From a newly wed wife who’s terrified because her relationship isn’t so together as that of a more seasoned couple.
To the husband who takes out a car loan to keep up with the family across the street.
The thing about comparison is that it can come under the guise of intentional growth and improvement.
When we moved to the States from Africa two years ago, I quickly discovered that many Americans are not necessarily shy people.
Coming from a conservative African culture, I marveled at the public displays of emotion and words.
And for a while I was content to live my own life.
But it wasn’t long before I started to wonder why my own marriage wasn’t as fuzzy and showy.
And being the one who likes to be romanced, I quietly assigned that responsibility to my beloved.
Maybe you are like me.
You wade through tonnes of marriage advice, listen to mentors, read great books and watch other couples.
And slowly begin to feel as though your own marriage is falling short in some way.
Not because it is.
But because you see all these great “opportunities” for improvement.
All the good tips and thoughts begging to be implemented in your marriage.
And because you keep staring at the green grass over at the Jonese’s, you completely forget to appreciate what you already have.
But one thing we must remember, even as we pursue growth in our relationship is that all couples and marriages are unique.
What works wonderfully for another couple might not work for you.
Trying to import into your marriage what works for another couple, without appreciating your unique background, upbringing, life experiences, goals and dreams can leave you very frustrated (not to mention with a very irritated spouse)
Not that you can’t learn and grow and become better. But you must sift advice and apply it within context.
When it comes to finding out what works for my marriage, the following tips have been helpful
1. Find out what works
Just because you can’t implement every thought doesn’t mean that you should throw out the baby with the bath waters.
Continue to be intentional about the growth of your marriage.
That means discovering new things through reading, observing, listening, communication e.t.c.
You won’t find what works for you if you don’t go looking for it.
2. Apply what works.
It’s one thing to read something helpful, quite another to know how to apply it in your own marriage, if at all.
I believe that’s the difference between knowledge and wisdom.
As you discover new information, try and consider the principle behind the thought. You might like the advice but you might not be able to apply it exactly the same way.
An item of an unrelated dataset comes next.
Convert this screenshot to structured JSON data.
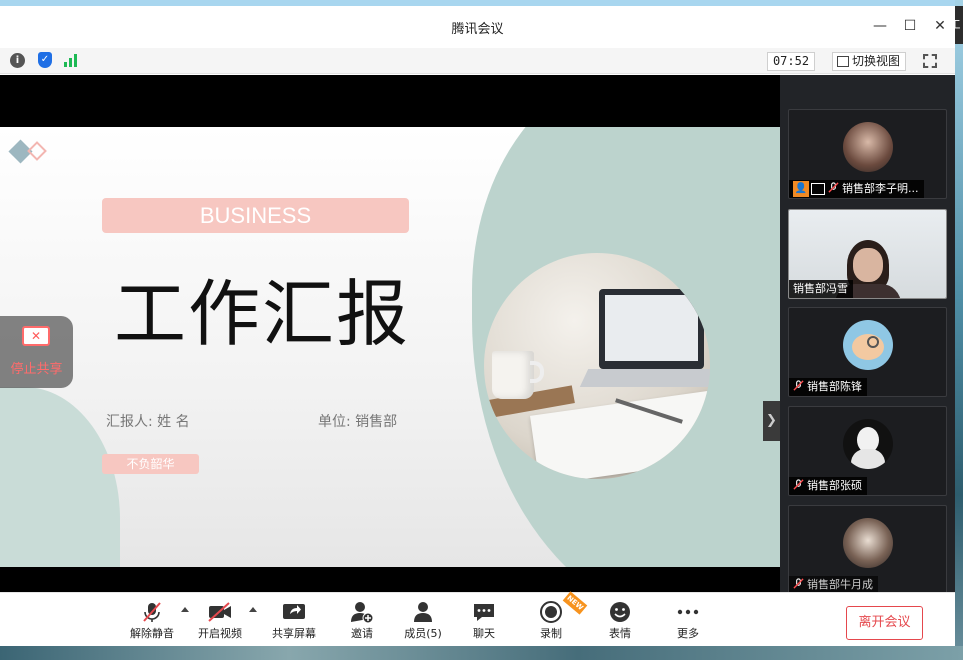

Other times it might be great advice but you can’t implement it right away.
And other times you like it but you know it’s not for your marriage.
Question – How do you deal with comparison in your marriage? Please share in Comments